The French painter, known for his sensuous depictions of Classical figures, painted the 3ft 1in x 17in (96 x 44cm) oil on canvas in 1926, a few years after he discovered Cubism through the work of Georges Braque.
During this decade his nudes became more geometrical, echoing Picasso’s contemporary ‘Pompeiian’ figures and the nudes of Poussin. His exposure to the Nabis and Fauvism also lent colour to his work.
Considered a prime example from his 1920s period, the nude offered by Piguet was knocked down at SFr55,000 (£50,000), nearly four times its upper estimate.

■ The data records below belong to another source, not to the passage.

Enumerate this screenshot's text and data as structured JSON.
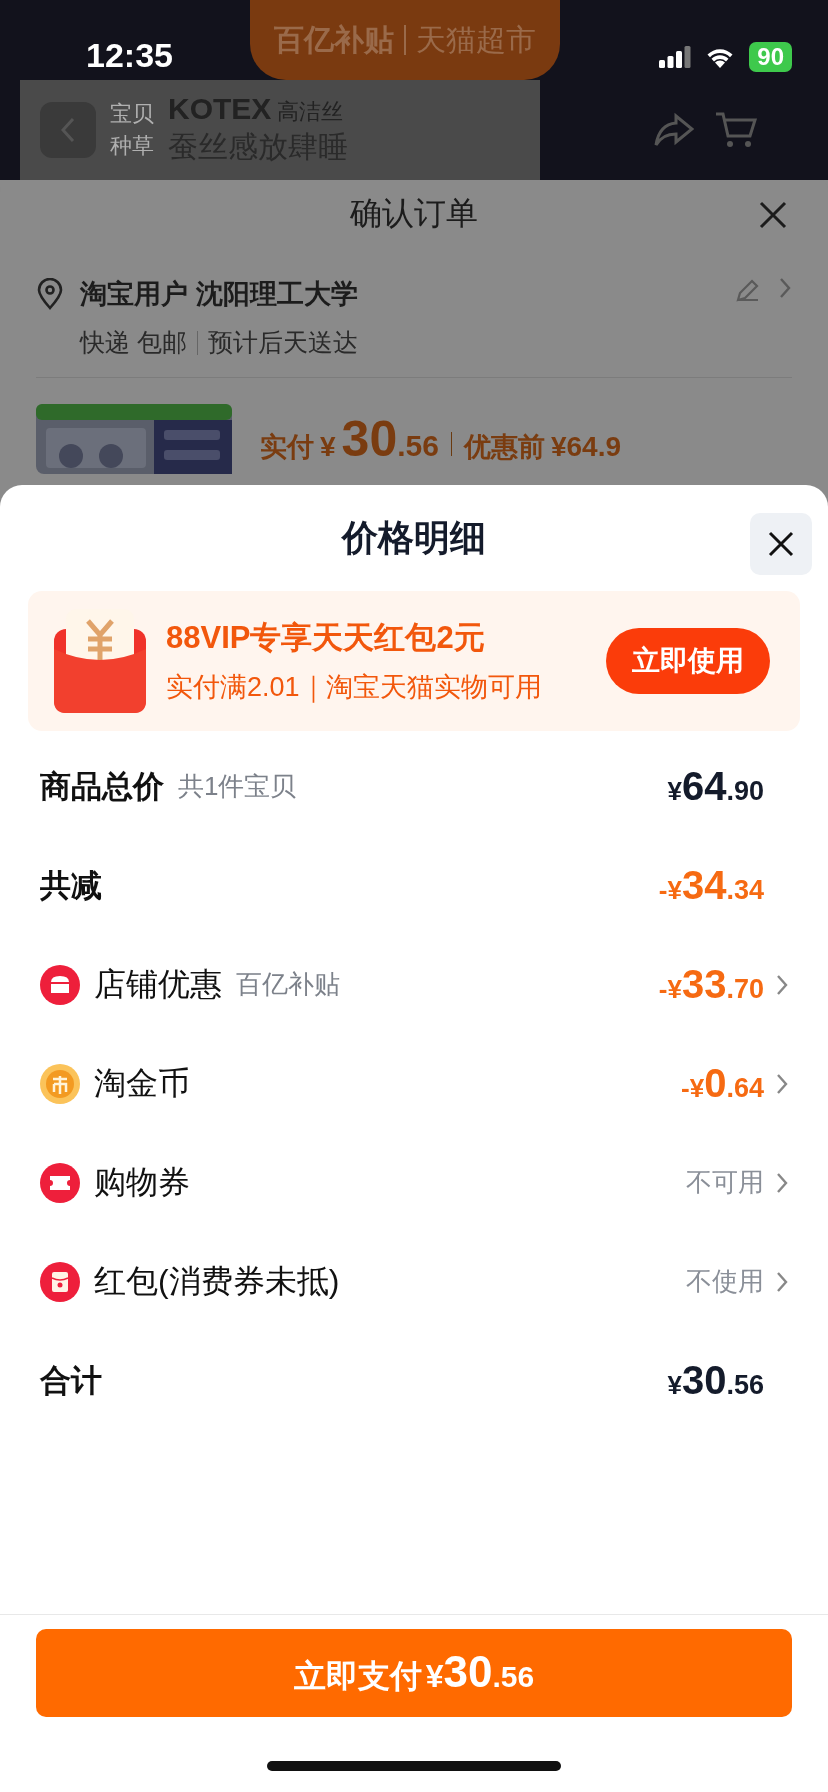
{
  "status_bar": {
    "time": "12:35",
    "battery": "90"
  },
  "background_page": {
    "banner": [
      "百亿补贴",
      "天猫超市"
    ],
    "brand": "KOTEX",
    "brand_cn": "高洁丝",
    "tabs": [
      "宝贝",
      "种草"
    ],
    "headline": "蚕丝感放肆睡"
  },
  "order_sheet": {
    "title": "确认订单",
    "address": "淘宝用户 沈阳理工大学",
    "delivery": [
      "快递 包邮",
      "预计后天送达"
    ],
    "paid_label": "实付",
    "paid_amount": "¥30.56",
    "before_label": "优惠前",
    "before_amount": "¥64.9"
  },
  "price_sheet": {
    "title": "价格明细",
    "promo": {
      "title": "88VIP专享天天红包2元",
      "subtitle": "实付满2.01｜淘宝天猫实物可用",
      "button": "立即使用"
    },
    "rows": [
      {
        "kind": "heading",
        "label": "商品总价",
        "note": "共1件宝贝",
        "amount": "¥64.90",
        "discount": false,
        "chevron": false
      },
      {
        "kind": "heading",
        "label": "共减",
        "amount": "-¥34.34",
        "discount": true,
        "chevron": false
      },
      {
        "kind": "shop",
        "label": "店铺优惠",
        "note": "百亿补贴",
        "amount": "-¥33.70",
        "discount": true,
        "chevron": true
      },
      {
        "kind": "coin",
        "label": "淘金币",
        "amount": "-¥0.64",
        "discount": true,
        "chevron": true
      },
      {
        "kind": "coupon",
        "label": "购物券",
        "status": "不可用",
        "chevron": true
      },
      {
        "kind": "envelope",
        "label": "红包(消费券未抵)",
        "status": "不使用",
        "chevron": true
      },
      {
        "kind": "heading",
        "label": "合计",
        "amount": "¥30.56",
        "discount": false,
        "chevron": false
      }
    ],
    "pay_button": {
      "label": "立即支付",
      "amount": "¥30.56"
    }
  }
}
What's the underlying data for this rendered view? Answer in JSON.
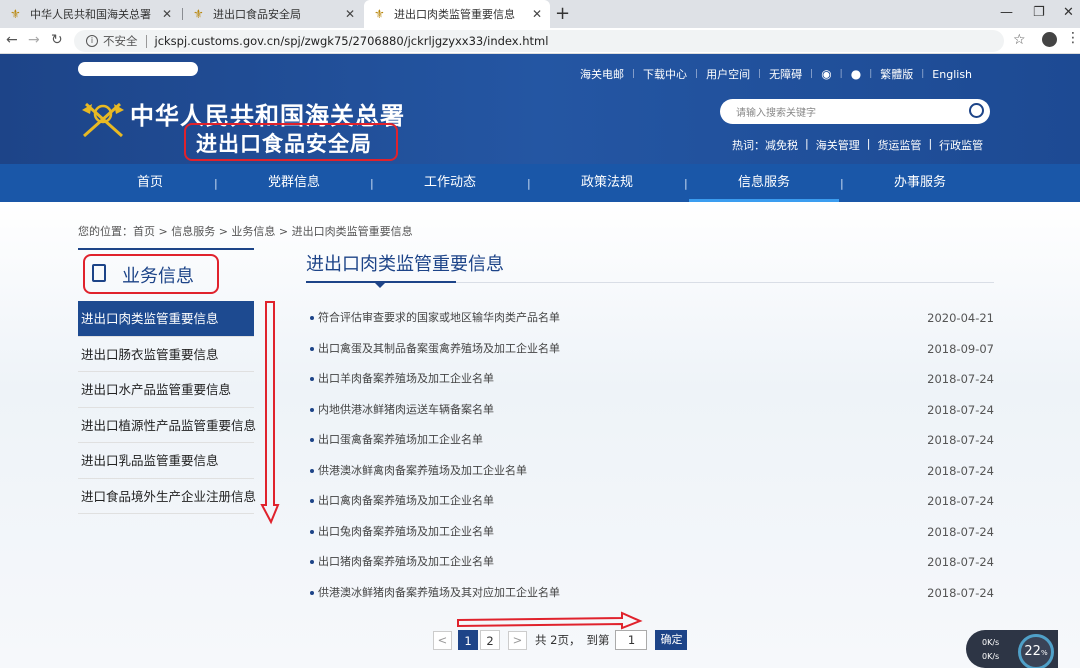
{
  "browser": {
    "tabs": [
      {
        "title": "中华人民共和国海关总署"
      },
      {
        "title": "进出口食品安全局"
      },
      {
        "title": "进出口肉类监管重要信息"
      }
    ],
    "security_label": "不安全",
    "url": "jckspj.customs.gov.cn/spj/zwgk75/2706880/jckrljgzyxx33/index.html"
  },
  "header": {
    "title": "中华人民共和国海关总署",
    "subtitle": "进出口食品安全局",
    "top_links": [
      "海关电邮",
      "下载中心",
      "用户空间",
      "无障碍",
      "繁體版",
      "English"
    ],
    "search_placeholder": "请输入搜索关键字",
    "hot_label": "热词：",
    "hot_words": [
      "减免税",
      "海关管理",
      "货运监管",
      "行政监管"
    ]
  },
  "nav": {
    "items": [
      {
        "label": "首页"
      },
      {
        "label": "党群信息"
      },
      {
        "label": "工作动态"
      },
      {
        "label": "政策法规"
      },
      {
        "label": "信息服务"
      },
      {
        "label": "办事服务"
      }
    ],
    "active": "信息服务"
  },
  "breadcrumb": "您的位置：首页 > 信息服务 > 业务信息 > 进出口肉类监管重要信息",
  "sidebar": {
    "title": "业务信息",
    "items": [
      {
        "label": "进出口肉类监管重要信息"
      },
      {
        "label": "进出口肠衣监管重要信息"
      },
      {
        "label": "进出口水产品监管重要信息"
      },
      {
        "label": "进出口植源性产品监管重要信息"
      },
      {
        "label": "进出口乳品监管重要信息"
      },
      {
        "label": "进口食品境外生产企业注册信息"
      }
    ]
  },
  "main": {
    "title": "进出口肉类监管重要信息",
    "list": [
      {
        "title": "符合评估审查要求的国家或地区输华肉类产品名单",
        "date": "2020-04-21"
      },
      {
        "title": "出口禽蛋及其制品备案蛋禽养殖场及加工企业名单",
        "date": "2018-09-07"
      },
      {
        "title": "出口羊肉备案养殖场及加工企业名单",
        "date": "2018-07-24"
      },
      {
        "title": "内地供港冰鲜猪肉运送车辆备案名单",
        "date": "2018-07-24"
      },
      {
        "title": "出口蛋禽备案养殖场加工企业名单",
        "date": "2018-07-24"
      },
      {
        "title": "供港澳冰鲜禽肉备案养殖场及加工企业名单",
        "date": "2018-07-24"
      },
      {
        "title": "出口禽肉备案养殖场及加工企业名单",
        "date": "2018-07-24"
      },
      {
        "title": "出口兔肉备案养殖场及加工企业名单",
        "date": "2018-07-24"
      },
      {
        "title": "出口猪肉备案养殖场及加工企业名单",
        "date": "2018-07-24"
      },
      {
        "title": "供港澳冰鲜猪肉备案养殖场及其对应加工企业名单",
        "date": "2018-07-24"
      }
    ]
  },
  "pager": {
    "prev": "<",
    "pages": [
      "1",
      "2"
    ],
    "next": ">",
    "total_text": "共 2页，",
    "goto_label": "到第",
    "goto_value": "1",
    "confirm": "确定"
  },
  "speed_widget": {
    "up": "0K/s",
    "down": "0K/s",
    "percent": "22"
  },
  "colors": {
    "header": "#1d4488",
    "nav": "#1a57a8",
    "annotation": "#e0222c"
  }
}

Though he never reached the same heights as the artists that inspired him, Souverbie is nevertheless regarded as a key figure in 20th century art and enjoyed international recognition in his time. Among his best-known commissions where the monumental sets and costumes he designed for the Opéra Garnier in Paris.
The sale on March 15 also featured an intimate work showing a yacht painted in 1905 by the French Impressionist Pierre Bonnard (1867-1947).
It was among a series of pictures he created on the beaches around Dieppe where the French painter would escape when Paris got too much. “In Paris I am a critic, I cannot work there, there is too much noise, too many distractions. I know that other painters get used to this life,” he once said.
Notably, the orange-pink tones used in the sky shows the beginnings of Bonnard’s experimentation with Fauvism. Appearing at auction for the first time in over 40 years, the 9 x 6in (23 x 16cm) oil on panel was knocked down at a mid-estimate SFr65,000 (£59,000).